(Records excerpted from a collection)
══════════════════════════════
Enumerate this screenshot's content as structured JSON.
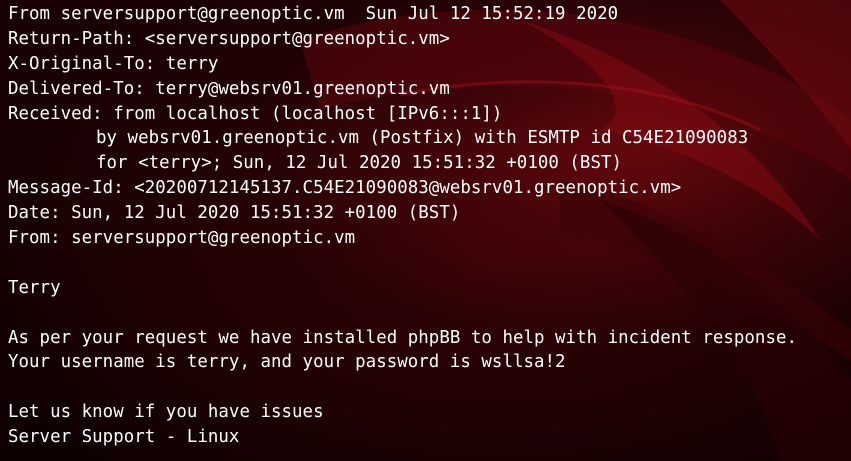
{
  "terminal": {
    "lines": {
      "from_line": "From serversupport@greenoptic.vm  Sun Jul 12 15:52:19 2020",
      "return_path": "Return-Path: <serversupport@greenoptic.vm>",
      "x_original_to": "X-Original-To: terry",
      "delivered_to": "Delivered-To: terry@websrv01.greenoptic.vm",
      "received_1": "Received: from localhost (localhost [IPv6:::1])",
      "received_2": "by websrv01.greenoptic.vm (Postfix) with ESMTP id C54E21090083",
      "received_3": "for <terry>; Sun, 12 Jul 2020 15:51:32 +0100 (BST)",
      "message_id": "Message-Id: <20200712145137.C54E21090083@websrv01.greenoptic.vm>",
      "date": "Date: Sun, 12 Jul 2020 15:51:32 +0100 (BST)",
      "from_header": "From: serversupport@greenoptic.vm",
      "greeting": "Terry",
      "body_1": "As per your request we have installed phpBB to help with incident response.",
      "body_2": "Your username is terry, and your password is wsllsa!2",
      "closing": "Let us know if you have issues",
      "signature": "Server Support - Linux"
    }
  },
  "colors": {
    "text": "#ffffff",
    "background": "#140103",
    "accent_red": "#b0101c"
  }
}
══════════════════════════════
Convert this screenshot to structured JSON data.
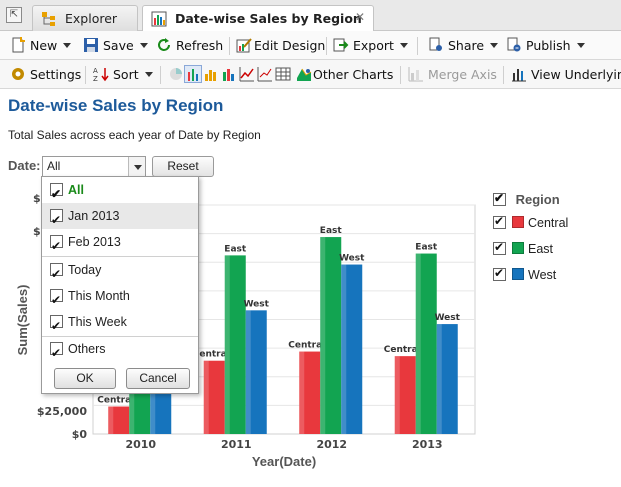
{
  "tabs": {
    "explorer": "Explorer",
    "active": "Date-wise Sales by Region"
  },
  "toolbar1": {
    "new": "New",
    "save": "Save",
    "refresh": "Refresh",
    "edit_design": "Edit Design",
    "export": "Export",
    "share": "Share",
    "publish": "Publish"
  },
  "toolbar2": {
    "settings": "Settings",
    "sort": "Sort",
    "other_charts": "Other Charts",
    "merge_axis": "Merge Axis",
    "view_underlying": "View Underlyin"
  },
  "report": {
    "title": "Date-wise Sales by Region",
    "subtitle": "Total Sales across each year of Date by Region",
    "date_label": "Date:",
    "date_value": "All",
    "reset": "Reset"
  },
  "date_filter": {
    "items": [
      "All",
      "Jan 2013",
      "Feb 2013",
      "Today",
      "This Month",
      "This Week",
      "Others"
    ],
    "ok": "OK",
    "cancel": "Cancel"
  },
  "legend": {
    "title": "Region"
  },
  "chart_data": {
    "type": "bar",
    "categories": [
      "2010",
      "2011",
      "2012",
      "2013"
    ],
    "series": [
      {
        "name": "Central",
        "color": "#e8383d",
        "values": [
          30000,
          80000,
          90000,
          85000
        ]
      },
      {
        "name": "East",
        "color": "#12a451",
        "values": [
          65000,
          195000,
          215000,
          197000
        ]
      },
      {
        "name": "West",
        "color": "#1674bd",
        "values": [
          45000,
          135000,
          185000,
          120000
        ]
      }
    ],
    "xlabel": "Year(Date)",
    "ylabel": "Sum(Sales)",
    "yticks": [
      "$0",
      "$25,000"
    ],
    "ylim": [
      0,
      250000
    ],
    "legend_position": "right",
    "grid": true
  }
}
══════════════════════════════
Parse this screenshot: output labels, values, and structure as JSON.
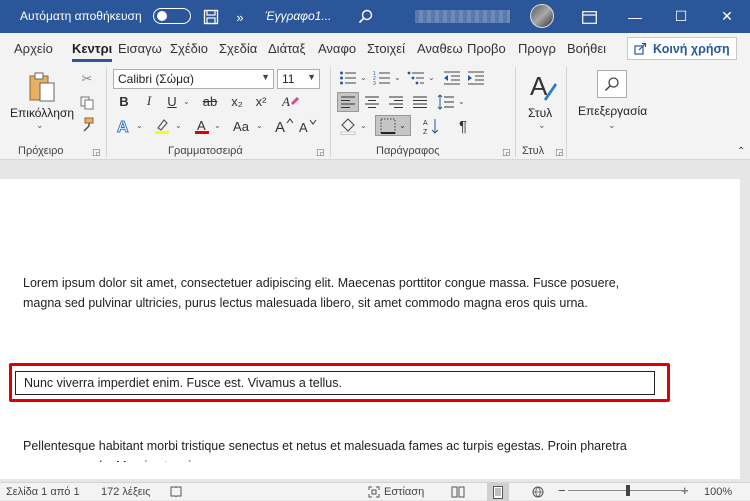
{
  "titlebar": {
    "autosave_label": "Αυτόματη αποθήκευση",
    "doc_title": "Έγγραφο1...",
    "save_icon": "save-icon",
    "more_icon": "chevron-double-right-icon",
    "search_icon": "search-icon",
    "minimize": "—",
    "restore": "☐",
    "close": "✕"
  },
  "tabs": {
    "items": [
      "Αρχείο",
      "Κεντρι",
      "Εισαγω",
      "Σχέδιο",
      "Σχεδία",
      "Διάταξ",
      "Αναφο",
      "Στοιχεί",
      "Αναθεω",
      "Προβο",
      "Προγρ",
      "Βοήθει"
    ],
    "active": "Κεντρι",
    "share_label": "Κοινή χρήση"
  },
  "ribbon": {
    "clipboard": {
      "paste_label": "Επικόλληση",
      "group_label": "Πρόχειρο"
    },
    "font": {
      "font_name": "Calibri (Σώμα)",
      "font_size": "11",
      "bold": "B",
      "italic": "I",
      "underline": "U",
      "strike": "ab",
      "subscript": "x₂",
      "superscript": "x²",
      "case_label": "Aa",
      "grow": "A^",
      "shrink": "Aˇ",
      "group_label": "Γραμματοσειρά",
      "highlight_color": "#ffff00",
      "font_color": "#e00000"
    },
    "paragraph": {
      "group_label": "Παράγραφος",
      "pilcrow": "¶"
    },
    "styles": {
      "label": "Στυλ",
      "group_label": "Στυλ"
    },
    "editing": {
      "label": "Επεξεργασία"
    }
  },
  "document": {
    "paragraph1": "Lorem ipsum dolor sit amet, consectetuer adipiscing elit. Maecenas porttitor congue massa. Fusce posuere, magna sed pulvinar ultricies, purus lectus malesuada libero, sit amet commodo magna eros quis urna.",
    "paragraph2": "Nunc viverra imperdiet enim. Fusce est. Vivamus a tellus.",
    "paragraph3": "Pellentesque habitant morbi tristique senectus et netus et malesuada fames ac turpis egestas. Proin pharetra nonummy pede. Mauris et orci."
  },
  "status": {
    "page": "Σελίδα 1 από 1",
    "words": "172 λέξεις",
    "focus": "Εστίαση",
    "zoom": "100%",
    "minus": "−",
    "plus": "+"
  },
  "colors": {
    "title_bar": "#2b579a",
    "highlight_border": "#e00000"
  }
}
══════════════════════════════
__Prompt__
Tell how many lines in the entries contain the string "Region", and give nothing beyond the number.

__Problem solution__
4